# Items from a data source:

───

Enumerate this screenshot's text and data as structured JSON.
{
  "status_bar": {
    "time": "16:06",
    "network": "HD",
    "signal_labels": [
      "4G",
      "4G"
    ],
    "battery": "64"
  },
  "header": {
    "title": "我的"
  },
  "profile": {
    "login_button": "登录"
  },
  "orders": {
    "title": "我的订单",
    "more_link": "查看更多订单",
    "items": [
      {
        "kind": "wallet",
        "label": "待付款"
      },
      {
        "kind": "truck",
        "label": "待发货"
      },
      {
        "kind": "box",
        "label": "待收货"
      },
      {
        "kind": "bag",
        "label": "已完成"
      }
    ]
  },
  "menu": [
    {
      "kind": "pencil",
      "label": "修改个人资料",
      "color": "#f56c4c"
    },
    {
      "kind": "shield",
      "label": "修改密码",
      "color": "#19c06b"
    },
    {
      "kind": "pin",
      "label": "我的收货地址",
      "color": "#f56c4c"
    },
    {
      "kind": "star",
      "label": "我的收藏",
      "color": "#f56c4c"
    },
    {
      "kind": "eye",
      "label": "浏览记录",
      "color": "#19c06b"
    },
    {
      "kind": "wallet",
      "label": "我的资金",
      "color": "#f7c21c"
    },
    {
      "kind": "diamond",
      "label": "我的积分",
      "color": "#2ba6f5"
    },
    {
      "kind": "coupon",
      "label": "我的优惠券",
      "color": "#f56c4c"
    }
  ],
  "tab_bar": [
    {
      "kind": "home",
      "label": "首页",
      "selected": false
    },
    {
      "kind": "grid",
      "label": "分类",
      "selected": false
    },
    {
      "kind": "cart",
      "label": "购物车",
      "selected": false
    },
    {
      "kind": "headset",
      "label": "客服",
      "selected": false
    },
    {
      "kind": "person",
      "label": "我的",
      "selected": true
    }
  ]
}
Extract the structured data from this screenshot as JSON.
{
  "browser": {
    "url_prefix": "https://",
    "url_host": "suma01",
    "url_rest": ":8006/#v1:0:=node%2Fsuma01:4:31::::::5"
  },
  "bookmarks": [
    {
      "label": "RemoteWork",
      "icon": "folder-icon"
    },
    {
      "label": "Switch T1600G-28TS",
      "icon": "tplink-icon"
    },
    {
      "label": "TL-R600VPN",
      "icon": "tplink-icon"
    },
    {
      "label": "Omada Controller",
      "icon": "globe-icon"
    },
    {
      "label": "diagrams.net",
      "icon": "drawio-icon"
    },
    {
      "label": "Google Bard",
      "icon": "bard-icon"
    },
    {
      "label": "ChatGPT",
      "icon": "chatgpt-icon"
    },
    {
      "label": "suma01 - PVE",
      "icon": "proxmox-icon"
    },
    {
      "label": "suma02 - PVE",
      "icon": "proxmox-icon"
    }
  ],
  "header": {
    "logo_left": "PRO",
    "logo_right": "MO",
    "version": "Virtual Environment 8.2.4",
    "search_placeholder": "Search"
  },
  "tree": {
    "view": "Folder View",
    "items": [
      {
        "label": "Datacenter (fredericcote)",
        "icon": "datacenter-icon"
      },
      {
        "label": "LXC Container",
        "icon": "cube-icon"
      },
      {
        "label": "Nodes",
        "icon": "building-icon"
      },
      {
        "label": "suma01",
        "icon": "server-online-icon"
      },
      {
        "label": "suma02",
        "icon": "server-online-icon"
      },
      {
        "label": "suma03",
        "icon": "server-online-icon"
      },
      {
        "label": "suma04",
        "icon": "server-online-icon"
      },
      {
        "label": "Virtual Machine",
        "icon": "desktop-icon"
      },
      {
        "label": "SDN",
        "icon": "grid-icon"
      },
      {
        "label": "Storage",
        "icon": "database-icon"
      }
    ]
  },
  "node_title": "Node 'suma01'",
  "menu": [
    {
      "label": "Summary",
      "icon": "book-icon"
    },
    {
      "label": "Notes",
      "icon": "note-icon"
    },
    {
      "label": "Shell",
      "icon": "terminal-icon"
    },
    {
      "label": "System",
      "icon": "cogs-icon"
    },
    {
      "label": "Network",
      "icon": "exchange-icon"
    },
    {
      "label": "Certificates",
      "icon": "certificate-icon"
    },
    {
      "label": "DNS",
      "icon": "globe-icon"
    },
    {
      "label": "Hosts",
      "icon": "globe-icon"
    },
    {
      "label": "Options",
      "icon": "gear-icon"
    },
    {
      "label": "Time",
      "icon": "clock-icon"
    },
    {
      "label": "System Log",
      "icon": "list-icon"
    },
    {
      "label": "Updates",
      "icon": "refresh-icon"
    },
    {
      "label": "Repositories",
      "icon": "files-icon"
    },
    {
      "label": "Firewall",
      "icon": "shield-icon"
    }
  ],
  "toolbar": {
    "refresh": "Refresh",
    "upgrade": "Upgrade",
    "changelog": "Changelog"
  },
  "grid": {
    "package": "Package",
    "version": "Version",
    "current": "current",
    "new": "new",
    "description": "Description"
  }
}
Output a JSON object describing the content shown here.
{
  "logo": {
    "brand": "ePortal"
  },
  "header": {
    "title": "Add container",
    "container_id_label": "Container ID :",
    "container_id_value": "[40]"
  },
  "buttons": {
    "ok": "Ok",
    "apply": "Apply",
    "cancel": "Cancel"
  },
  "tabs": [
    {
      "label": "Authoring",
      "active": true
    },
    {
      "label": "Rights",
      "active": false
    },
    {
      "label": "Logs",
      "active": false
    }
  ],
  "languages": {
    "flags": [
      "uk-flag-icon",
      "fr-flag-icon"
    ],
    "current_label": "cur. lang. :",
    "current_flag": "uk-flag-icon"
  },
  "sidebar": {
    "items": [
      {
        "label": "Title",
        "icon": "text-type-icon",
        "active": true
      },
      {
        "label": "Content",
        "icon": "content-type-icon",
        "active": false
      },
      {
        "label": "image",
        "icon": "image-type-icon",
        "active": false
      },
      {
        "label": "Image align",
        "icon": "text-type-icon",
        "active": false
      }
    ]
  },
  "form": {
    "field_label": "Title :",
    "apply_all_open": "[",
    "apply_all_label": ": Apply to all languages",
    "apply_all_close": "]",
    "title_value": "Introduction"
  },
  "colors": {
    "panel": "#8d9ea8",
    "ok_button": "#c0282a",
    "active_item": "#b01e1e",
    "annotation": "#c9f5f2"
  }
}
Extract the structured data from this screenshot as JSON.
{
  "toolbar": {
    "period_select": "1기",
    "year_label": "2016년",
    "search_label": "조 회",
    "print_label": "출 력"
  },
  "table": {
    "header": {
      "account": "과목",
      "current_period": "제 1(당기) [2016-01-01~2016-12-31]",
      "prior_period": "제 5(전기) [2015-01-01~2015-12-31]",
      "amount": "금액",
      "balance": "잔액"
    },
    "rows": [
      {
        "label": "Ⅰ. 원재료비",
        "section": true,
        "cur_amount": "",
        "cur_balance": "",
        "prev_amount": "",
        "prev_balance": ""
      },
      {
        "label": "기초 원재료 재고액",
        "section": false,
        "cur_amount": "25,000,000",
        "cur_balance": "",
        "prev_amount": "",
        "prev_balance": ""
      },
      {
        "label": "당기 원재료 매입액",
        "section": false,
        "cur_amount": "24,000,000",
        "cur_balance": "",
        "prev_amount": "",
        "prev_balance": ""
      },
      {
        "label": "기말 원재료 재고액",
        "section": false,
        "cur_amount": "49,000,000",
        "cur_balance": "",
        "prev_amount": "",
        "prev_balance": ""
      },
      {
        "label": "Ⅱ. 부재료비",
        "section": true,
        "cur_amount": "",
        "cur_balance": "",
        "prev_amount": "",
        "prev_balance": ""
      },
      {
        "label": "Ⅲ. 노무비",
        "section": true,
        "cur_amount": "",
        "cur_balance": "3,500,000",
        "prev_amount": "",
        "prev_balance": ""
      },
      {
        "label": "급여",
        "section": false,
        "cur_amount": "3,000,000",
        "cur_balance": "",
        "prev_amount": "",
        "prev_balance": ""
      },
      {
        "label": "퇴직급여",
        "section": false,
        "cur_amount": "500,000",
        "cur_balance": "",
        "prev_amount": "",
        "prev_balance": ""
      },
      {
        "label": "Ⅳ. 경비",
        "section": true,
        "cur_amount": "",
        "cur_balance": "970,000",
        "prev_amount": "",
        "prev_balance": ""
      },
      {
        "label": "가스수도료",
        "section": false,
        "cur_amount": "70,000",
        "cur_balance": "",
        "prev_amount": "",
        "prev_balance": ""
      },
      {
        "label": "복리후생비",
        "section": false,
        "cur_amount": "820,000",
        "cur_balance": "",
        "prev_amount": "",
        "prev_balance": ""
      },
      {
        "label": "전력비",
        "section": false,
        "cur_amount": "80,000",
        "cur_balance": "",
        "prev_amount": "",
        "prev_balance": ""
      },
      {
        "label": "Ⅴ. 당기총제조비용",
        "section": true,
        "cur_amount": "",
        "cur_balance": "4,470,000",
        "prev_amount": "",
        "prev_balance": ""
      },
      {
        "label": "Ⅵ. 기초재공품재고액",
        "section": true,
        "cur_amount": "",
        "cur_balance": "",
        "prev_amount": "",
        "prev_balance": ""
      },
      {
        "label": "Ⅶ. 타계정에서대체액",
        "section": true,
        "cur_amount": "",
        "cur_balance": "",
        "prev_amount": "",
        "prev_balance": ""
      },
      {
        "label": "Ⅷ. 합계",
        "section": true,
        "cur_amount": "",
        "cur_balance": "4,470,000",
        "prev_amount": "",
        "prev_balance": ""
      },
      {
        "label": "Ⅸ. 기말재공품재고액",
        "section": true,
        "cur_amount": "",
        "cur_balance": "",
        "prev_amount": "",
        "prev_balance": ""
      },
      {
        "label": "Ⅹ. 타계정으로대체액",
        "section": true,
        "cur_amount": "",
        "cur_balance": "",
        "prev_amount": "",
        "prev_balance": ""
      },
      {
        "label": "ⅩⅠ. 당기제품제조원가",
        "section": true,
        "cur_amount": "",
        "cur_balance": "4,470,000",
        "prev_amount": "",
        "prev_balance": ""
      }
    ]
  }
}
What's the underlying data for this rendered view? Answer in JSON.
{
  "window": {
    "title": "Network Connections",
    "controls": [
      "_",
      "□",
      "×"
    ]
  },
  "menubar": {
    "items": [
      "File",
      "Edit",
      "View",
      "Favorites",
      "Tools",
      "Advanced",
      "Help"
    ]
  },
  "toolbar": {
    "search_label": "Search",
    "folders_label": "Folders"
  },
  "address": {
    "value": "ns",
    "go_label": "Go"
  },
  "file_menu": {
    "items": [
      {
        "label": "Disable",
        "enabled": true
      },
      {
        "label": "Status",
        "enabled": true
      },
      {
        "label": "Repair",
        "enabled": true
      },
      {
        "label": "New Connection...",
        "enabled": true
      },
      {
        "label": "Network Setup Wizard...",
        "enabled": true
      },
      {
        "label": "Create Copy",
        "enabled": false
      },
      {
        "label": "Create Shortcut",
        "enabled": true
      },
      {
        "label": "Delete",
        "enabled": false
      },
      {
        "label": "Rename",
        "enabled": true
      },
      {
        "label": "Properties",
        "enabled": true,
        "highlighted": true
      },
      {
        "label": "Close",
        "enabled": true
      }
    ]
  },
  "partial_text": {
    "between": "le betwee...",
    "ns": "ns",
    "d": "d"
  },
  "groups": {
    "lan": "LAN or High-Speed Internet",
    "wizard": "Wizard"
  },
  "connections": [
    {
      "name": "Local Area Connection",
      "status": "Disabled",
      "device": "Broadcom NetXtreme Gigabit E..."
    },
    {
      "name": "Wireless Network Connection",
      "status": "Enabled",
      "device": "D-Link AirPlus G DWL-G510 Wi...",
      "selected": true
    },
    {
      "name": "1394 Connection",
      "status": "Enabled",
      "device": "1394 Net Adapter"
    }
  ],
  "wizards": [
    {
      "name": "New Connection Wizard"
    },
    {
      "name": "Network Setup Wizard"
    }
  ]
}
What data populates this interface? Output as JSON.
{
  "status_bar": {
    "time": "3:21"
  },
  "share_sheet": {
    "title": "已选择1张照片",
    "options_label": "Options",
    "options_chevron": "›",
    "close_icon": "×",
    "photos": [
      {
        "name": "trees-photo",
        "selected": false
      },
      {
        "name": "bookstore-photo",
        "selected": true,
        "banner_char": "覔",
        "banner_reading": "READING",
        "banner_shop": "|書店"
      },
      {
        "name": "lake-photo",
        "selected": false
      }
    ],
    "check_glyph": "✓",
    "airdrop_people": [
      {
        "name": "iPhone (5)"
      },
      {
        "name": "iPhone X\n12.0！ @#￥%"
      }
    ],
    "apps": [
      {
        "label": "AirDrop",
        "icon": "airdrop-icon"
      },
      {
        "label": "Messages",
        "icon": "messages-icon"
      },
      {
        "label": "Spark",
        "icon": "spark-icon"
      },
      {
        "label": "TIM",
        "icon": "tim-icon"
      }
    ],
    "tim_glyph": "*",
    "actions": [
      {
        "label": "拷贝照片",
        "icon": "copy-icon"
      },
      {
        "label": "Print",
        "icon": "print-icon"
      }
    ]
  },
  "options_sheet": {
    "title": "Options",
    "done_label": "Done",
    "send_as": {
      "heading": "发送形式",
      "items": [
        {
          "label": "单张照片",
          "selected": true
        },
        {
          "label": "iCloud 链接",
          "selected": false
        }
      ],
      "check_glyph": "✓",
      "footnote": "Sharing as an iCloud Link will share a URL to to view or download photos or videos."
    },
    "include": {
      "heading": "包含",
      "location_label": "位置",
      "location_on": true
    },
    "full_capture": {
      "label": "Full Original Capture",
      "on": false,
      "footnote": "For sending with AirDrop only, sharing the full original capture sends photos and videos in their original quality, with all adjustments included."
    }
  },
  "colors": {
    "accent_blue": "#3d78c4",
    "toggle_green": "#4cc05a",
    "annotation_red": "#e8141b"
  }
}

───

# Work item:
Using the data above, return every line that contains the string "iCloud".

# Response area:
          "label": "iCloud 链接",
      "footnote": "Sharing as an iCloud Link will share a URL to to view or download photos or videos."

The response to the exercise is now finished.